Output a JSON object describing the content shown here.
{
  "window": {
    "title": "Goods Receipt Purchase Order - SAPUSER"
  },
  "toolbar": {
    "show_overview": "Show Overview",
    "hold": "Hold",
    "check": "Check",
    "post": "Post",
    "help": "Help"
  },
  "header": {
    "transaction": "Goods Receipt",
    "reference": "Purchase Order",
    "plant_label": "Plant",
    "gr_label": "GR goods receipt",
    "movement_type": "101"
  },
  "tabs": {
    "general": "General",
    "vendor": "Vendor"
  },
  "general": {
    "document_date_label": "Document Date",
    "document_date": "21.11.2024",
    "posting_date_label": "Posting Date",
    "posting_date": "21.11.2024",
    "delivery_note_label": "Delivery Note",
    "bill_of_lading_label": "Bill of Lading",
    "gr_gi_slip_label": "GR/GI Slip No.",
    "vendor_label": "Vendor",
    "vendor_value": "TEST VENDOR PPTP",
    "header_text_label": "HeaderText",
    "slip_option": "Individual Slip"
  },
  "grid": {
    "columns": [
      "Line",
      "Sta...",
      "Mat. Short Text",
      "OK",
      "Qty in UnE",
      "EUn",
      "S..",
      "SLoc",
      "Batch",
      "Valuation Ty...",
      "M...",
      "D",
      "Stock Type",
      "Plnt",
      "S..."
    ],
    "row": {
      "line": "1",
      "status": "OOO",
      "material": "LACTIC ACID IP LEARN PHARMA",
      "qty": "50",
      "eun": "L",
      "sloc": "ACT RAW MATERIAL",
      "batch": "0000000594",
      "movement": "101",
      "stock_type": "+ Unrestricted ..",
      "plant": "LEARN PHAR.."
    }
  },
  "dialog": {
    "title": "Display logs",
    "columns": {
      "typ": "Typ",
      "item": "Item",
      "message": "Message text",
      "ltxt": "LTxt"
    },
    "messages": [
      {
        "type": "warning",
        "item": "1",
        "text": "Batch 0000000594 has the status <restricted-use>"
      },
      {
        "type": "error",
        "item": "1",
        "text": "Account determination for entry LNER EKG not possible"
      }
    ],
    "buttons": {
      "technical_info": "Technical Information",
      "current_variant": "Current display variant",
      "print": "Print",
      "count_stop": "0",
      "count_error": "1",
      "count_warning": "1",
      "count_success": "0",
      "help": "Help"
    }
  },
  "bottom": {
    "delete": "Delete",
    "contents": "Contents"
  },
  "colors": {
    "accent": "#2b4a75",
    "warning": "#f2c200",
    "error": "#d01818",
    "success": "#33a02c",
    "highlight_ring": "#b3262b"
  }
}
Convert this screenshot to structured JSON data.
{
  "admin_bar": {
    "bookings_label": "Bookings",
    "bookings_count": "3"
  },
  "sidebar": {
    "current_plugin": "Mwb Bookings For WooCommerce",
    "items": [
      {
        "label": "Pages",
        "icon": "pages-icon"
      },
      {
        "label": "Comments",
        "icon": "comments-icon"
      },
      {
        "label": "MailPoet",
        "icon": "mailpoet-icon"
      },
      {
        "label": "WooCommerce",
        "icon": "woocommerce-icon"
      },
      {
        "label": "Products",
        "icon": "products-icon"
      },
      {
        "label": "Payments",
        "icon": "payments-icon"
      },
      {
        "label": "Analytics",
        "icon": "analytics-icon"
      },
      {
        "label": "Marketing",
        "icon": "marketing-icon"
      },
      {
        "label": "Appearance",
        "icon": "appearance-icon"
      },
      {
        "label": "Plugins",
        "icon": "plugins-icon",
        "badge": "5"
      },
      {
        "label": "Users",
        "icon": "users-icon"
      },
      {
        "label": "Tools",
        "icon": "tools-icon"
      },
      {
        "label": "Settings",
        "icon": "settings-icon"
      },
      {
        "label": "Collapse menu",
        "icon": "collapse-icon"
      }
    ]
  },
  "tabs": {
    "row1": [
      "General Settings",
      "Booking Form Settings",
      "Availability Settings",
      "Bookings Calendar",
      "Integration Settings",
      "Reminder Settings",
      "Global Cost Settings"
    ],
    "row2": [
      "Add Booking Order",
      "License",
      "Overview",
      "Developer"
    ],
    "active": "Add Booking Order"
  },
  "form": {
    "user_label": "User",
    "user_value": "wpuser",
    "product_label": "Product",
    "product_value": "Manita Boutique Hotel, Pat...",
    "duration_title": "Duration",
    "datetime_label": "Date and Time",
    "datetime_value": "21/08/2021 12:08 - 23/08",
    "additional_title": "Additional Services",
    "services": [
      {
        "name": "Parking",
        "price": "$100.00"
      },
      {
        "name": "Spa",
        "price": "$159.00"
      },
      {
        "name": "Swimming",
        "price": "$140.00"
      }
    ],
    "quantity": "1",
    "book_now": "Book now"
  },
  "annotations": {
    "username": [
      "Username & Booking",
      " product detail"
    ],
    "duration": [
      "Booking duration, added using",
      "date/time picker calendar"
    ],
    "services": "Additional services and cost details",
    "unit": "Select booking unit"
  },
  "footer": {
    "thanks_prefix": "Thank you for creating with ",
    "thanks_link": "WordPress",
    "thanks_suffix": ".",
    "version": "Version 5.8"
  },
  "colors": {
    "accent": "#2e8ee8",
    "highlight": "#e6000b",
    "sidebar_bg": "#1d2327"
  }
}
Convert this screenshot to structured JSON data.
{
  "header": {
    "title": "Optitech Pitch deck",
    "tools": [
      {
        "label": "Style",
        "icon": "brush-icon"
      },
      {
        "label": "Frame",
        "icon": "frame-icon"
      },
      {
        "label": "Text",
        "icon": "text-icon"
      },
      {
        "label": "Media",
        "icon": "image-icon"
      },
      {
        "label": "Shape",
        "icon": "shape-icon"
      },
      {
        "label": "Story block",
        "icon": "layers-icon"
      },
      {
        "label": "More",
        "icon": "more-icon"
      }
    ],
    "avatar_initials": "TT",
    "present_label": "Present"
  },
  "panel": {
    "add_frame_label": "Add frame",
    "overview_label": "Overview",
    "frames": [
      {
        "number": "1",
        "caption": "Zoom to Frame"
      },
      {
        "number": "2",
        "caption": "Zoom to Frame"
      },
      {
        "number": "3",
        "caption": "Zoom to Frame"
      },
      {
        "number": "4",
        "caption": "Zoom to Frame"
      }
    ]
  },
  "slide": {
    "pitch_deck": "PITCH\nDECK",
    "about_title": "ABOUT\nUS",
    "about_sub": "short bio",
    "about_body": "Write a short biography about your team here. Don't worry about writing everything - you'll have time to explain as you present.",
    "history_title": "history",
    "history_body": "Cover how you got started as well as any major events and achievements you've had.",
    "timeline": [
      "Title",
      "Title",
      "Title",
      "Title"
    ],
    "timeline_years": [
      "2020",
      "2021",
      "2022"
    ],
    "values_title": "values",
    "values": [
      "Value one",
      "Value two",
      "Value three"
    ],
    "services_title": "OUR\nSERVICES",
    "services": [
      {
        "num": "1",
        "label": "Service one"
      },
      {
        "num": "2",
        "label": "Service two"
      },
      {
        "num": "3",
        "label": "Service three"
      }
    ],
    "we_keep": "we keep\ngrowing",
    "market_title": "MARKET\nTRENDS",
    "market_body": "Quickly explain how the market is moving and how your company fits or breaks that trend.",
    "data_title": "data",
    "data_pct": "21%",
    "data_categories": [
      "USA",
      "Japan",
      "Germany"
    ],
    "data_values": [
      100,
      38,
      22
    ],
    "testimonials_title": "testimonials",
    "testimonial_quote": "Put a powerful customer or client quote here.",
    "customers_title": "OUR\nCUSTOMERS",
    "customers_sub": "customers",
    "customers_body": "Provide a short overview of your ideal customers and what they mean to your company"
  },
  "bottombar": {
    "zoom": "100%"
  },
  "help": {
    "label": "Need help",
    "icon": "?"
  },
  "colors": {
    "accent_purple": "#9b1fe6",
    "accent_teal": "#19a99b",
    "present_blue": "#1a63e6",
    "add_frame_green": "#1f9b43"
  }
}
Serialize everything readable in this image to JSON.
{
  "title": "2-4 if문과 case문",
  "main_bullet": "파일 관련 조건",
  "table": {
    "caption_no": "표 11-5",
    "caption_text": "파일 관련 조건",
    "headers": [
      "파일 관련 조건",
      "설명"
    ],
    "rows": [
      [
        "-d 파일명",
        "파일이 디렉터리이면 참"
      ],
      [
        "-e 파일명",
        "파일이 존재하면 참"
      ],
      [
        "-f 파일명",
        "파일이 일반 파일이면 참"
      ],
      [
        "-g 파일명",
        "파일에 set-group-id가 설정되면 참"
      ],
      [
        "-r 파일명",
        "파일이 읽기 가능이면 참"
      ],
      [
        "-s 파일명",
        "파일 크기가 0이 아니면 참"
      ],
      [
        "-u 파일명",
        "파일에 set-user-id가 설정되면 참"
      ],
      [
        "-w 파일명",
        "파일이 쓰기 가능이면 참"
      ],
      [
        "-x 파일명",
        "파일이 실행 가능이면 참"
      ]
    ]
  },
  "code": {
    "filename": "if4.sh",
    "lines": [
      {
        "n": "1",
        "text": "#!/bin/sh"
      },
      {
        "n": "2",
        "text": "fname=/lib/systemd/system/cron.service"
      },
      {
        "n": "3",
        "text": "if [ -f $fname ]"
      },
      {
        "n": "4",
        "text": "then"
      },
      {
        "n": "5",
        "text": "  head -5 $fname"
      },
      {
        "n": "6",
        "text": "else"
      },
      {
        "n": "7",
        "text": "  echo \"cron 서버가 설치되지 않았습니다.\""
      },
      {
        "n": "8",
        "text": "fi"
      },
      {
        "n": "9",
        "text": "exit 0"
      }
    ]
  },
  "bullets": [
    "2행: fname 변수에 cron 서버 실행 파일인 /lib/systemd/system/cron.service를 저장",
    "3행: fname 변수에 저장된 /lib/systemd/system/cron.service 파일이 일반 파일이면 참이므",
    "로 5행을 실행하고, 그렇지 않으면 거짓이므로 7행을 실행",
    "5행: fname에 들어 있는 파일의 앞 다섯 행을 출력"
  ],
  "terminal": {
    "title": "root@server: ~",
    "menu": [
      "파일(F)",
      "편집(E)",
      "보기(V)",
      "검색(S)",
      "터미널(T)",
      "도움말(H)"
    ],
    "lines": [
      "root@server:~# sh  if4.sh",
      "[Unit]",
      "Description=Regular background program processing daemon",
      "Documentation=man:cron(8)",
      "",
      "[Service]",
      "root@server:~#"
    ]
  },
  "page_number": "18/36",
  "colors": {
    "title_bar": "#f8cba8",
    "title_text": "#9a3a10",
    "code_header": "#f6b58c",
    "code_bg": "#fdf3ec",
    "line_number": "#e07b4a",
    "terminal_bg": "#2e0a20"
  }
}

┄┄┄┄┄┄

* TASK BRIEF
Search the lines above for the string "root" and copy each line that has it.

* RESULT BELOW
    "title": "root@server: ~",
      "root@server:~# sh  if4.sh",
      "root@server:~#"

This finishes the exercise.